• [Work to be completed]
Search the entries for the word "vacuum" and return every line where it is found.

• [App and web page records]
=-=-=
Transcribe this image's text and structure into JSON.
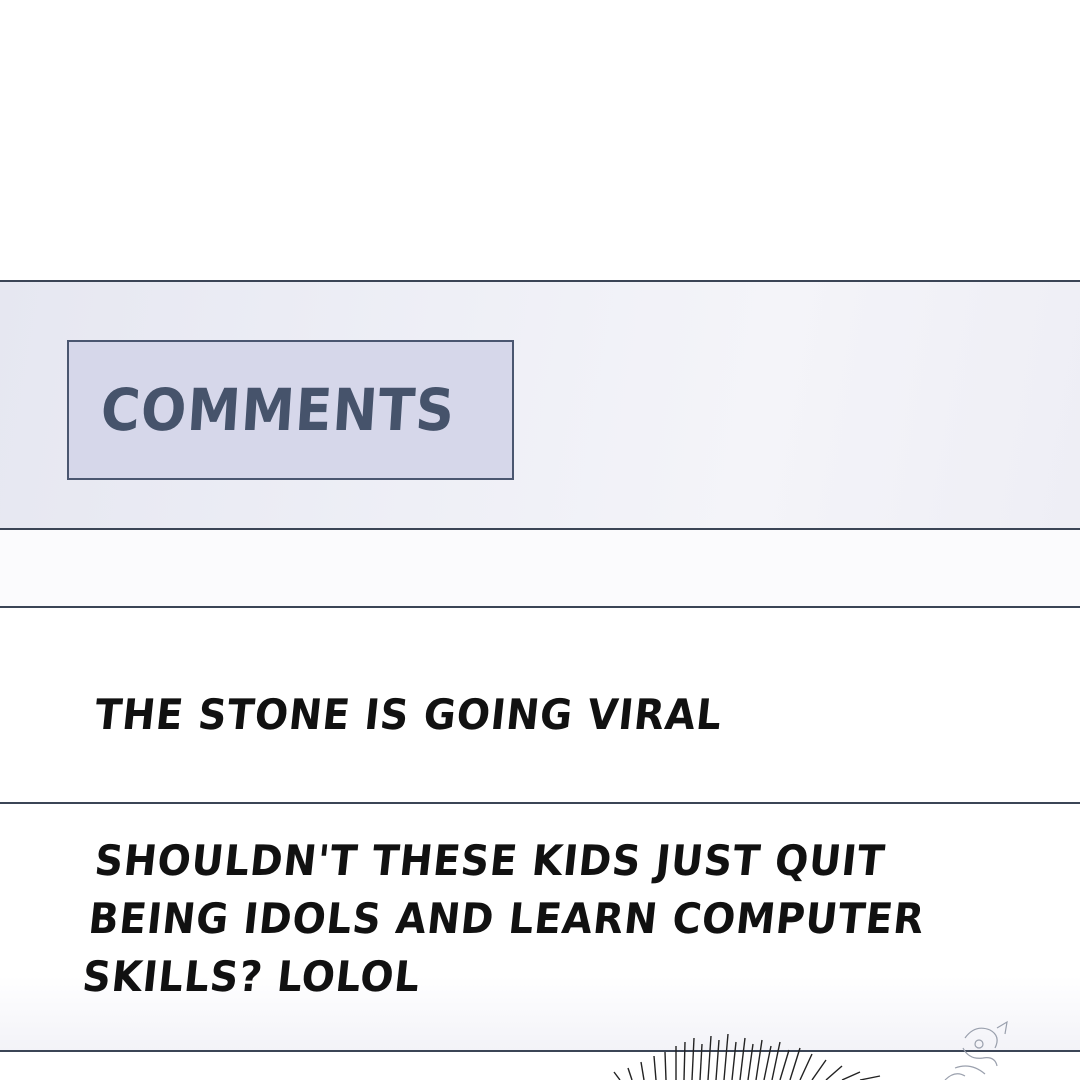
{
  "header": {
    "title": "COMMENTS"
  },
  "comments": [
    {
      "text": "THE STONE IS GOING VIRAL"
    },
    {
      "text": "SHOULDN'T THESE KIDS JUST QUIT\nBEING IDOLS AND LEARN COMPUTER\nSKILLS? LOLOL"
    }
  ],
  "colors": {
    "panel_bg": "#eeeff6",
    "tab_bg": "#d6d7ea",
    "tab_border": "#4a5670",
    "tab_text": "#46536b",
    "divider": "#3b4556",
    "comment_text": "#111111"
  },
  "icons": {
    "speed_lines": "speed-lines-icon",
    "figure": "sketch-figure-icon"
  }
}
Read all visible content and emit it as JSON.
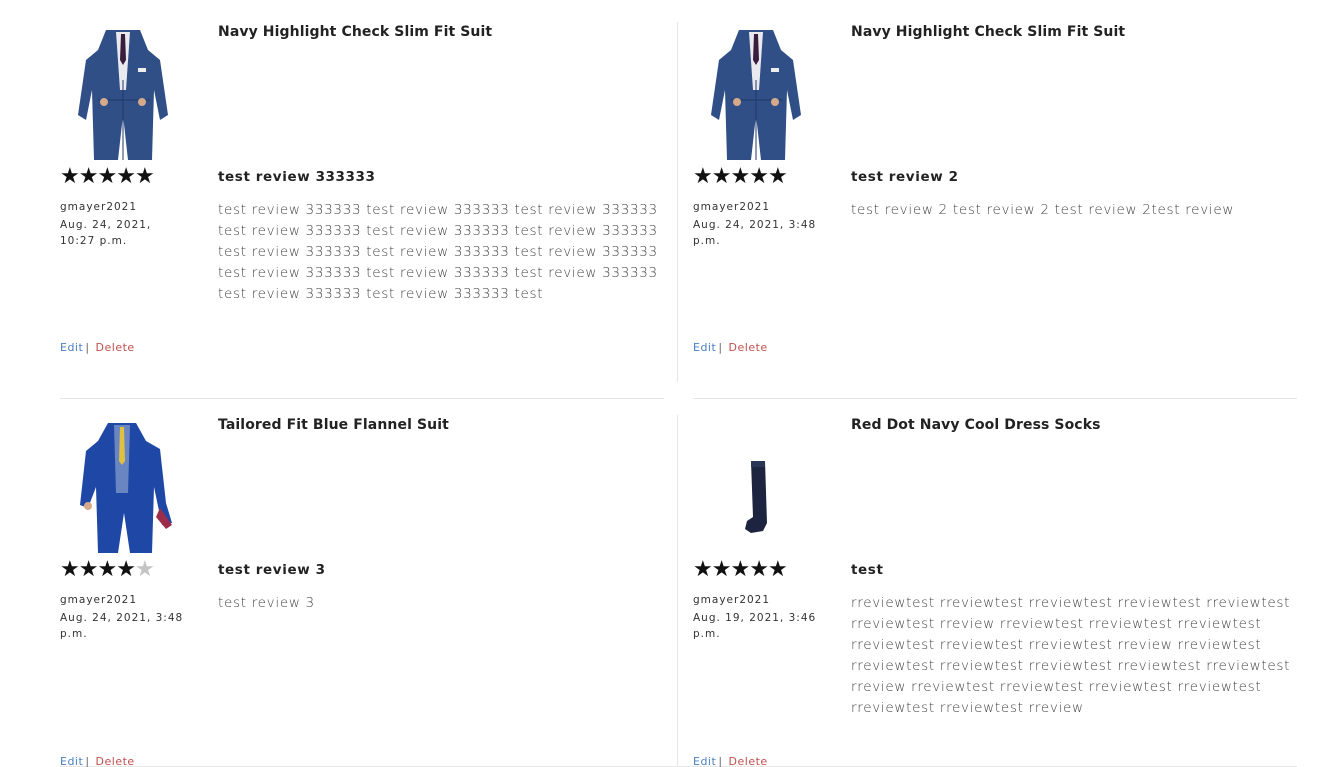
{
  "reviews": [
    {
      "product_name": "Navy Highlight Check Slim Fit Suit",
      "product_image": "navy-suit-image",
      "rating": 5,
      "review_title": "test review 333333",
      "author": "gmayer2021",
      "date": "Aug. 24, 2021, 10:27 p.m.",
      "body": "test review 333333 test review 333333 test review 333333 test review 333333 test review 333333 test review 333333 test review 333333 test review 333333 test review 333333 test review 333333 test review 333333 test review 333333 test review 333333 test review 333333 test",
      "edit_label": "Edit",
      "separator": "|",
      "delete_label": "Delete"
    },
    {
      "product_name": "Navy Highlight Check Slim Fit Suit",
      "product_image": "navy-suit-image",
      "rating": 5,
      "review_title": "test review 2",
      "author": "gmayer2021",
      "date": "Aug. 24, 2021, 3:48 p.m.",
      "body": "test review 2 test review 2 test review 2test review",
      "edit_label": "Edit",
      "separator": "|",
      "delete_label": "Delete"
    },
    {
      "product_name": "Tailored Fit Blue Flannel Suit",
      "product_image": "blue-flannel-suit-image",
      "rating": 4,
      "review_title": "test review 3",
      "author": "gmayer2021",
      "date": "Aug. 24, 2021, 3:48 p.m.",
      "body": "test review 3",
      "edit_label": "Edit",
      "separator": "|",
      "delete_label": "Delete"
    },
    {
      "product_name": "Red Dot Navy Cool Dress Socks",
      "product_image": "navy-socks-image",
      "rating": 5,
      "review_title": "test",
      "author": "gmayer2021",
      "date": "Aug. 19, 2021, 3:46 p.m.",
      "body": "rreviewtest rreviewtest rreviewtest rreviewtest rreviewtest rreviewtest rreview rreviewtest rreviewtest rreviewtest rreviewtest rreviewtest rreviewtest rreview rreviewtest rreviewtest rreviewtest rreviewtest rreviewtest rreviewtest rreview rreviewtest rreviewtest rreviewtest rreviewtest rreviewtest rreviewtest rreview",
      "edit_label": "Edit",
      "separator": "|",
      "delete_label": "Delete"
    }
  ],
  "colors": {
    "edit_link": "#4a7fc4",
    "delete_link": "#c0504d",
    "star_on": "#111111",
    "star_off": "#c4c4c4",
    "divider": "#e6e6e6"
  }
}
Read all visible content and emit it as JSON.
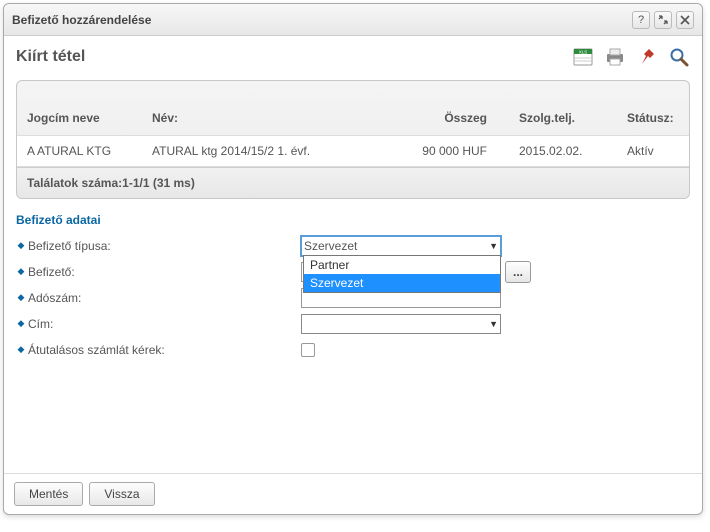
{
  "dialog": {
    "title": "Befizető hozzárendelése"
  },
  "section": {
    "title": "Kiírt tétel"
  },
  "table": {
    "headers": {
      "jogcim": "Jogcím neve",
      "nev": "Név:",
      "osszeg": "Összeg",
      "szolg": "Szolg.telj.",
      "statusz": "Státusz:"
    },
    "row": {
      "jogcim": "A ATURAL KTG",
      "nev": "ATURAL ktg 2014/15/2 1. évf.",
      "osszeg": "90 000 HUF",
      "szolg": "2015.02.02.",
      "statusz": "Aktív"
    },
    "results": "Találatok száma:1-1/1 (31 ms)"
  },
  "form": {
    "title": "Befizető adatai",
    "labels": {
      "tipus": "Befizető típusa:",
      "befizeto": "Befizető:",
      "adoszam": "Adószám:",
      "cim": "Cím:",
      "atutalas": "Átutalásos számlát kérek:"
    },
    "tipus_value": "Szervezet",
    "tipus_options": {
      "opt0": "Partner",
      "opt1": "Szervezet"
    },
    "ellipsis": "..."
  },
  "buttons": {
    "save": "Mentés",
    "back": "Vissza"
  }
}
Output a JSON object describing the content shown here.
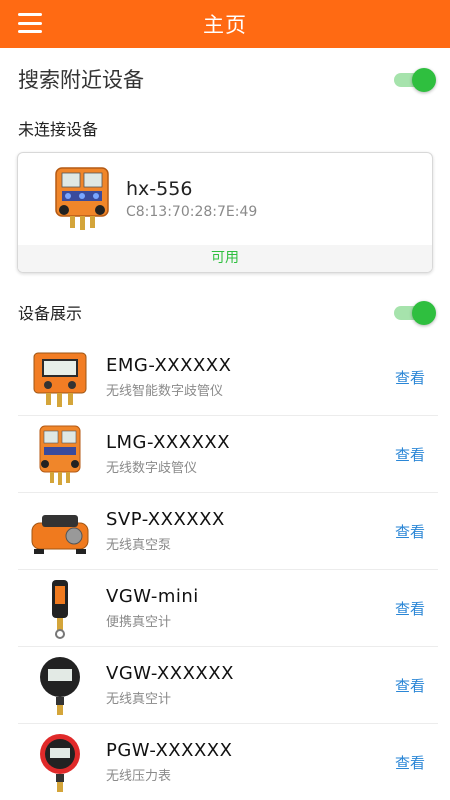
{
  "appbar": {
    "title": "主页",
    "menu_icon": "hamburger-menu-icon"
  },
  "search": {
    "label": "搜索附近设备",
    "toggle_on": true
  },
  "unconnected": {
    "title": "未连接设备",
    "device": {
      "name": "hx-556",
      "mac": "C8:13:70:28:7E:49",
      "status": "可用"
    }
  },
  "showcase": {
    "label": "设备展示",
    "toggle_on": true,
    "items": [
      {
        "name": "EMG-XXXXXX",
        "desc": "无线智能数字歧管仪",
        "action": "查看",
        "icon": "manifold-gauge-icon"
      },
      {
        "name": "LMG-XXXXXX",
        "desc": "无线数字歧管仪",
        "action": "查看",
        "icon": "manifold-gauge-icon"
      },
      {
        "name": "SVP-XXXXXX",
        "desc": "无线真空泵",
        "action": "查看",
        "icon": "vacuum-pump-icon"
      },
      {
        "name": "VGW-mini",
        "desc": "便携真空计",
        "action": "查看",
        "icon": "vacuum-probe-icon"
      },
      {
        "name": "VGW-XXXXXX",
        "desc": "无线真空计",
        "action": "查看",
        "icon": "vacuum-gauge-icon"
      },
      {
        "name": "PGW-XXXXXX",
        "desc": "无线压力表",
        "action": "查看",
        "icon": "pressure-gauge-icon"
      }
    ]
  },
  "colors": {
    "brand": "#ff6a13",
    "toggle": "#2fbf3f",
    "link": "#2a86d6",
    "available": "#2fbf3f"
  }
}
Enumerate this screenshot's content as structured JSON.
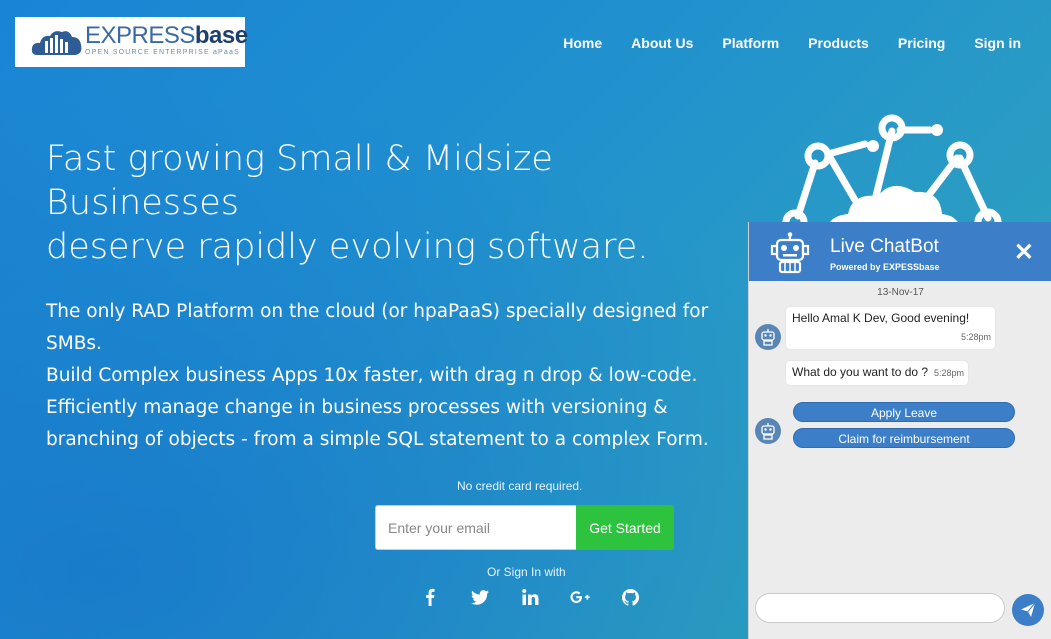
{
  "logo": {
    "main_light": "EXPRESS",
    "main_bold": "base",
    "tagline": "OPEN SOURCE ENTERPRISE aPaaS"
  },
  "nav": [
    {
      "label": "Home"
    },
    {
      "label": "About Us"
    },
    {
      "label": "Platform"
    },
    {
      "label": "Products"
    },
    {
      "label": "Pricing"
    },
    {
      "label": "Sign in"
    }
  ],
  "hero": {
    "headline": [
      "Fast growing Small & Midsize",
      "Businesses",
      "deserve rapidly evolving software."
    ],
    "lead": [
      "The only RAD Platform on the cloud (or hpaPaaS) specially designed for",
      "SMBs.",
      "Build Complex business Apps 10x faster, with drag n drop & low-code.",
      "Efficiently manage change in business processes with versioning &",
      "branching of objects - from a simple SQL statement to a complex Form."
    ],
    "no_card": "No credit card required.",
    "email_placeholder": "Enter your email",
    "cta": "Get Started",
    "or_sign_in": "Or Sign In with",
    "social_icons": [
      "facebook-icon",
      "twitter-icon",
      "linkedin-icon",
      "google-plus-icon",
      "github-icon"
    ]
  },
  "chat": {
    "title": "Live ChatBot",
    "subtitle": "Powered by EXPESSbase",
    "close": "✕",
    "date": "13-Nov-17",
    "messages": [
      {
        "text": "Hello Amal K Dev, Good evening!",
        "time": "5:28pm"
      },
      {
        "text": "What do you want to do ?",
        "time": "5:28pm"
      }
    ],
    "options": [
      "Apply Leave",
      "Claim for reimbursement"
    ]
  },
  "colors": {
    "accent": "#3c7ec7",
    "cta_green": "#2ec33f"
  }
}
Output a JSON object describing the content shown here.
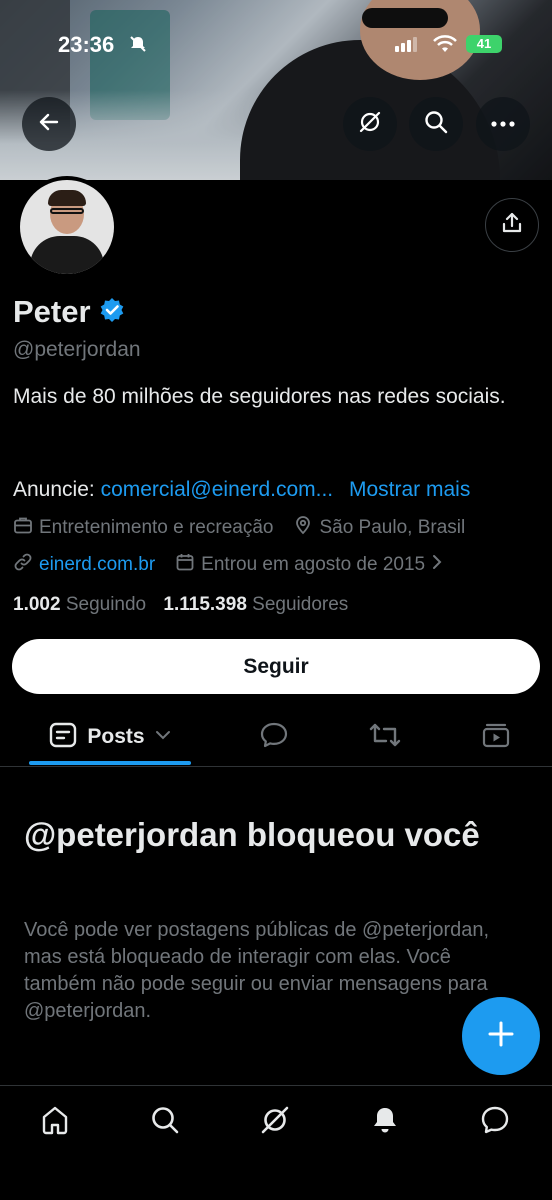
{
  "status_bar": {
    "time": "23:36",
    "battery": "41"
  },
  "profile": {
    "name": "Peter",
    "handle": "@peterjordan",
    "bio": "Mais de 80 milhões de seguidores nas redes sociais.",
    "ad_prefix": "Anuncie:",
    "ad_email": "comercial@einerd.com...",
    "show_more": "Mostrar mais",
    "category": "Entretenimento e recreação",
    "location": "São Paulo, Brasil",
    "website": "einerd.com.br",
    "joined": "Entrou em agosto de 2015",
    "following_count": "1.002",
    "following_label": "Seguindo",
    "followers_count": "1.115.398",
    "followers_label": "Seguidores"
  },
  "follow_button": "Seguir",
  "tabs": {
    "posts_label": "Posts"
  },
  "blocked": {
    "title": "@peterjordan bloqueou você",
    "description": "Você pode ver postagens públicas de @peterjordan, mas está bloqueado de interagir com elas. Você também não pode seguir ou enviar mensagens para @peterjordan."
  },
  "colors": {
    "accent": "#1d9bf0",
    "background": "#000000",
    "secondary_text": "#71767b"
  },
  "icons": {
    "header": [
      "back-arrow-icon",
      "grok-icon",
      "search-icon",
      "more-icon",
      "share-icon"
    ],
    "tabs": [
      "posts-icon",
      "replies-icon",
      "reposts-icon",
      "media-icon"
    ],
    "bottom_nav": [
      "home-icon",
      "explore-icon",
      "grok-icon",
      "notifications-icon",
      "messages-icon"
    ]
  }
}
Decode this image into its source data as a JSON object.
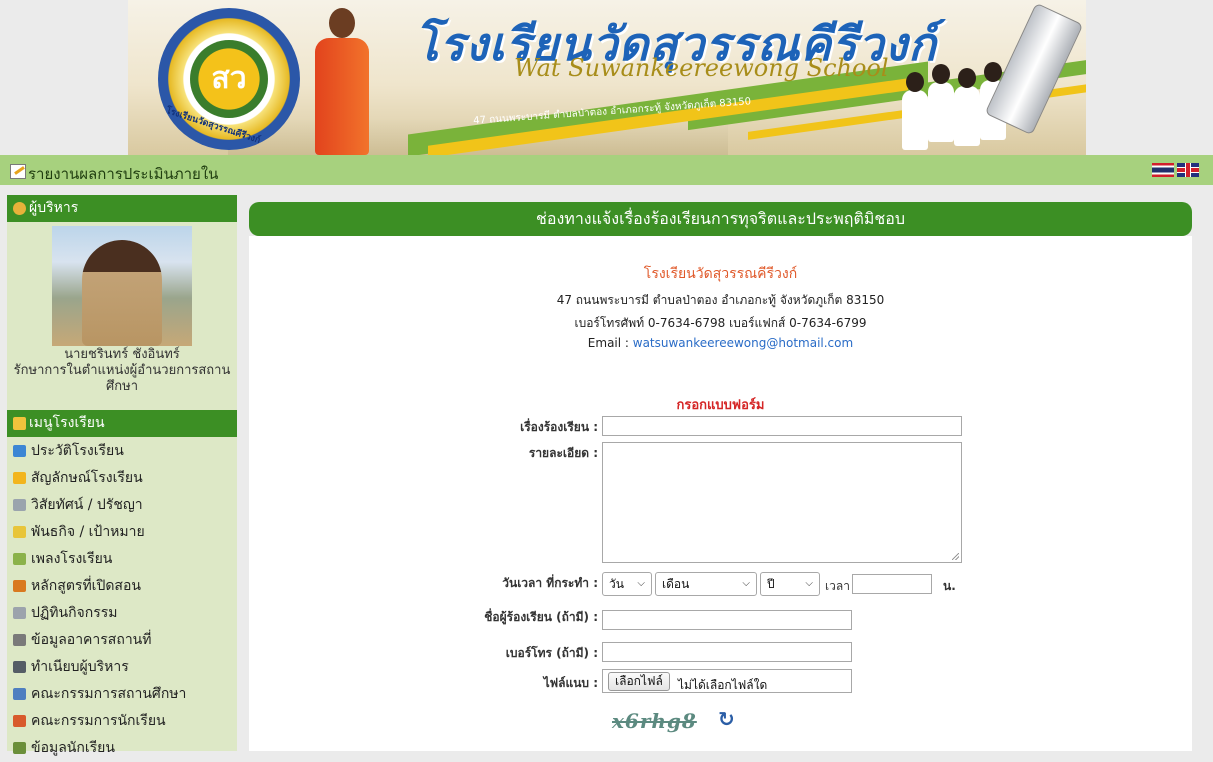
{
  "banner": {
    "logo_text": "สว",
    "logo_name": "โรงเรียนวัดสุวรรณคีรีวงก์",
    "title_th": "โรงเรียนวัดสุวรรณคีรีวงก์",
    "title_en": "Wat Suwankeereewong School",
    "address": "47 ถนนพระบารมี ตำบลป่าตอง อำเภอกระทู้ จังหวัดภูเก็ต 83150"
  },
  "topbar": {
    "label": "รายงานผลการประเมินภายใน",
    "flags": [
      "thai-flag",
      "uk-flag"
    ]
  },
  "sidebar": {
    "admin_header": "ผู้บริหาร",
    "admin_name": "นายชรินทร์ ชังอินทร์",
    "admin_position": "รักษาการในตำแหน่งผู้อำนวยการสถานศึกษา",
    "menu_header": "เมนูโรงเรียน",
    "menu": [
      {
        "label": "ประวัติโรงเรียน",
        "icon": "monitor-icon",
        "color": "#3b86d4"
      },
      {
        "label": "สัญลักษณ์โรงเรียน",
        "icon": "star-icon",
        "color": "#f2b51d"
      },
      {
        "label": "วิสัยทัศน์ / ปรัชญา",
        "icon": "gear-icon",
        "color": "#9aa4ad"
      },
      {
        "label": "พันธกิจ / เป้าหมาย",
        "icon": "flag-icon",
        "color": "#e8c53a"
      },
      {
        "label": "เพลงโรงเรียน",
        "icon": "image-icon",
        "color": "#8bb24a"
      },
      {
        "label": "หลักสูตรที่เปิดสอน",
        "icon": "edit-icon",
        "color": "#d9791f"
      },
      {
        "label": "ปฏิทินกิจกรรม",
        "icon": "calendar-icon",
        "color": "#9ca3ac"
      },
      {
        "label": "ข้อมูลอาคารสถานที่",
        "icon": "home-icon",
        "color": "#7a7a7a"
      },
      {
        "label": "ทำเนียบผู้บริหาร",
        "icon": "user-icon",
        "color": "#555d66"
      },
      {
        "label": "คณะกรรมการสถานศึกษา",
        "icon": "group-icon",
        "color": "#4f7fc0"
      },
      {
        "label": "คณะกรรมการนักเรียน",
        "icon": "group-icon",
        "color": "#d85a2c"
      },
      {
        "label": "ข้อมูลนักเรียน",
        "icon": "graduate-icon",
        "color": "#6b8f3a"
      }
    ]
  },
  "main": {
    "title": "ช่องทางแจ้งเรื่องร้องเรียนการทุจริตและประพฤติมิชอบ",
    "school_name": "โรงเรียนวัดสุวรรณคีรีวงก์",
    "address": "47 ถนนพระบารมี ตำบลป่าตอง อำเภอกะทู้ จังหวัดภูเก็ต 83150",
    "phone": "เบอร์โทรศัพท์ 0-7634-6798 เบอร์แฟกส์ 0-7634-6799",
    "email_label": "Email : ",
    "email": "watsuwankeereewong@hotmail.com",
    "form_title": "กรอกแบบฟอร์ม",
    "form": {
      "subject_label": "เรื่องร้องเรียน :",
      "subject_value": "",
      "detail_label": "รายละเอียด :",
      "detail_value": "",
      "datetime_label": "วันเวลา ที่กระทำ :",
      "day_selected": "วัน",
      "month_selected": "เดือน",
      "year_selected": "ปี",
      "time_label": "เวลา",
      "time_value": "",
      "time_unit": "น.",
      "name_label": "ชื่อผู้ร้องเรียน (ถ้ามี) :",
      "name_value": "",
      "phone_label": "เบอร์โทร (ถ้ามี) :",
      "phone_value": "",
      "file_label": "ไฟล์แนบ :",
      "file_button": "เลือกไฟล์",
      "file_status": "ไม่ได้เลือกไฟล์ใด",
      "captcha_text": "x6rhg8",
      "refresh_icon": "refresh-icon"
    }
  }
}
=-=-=
• [Output of the task]
        "icon": "vacuum-pump-icon"
        "icon": "vacuum-probe-icon"
        "icon": "vacuum-gauge-icon"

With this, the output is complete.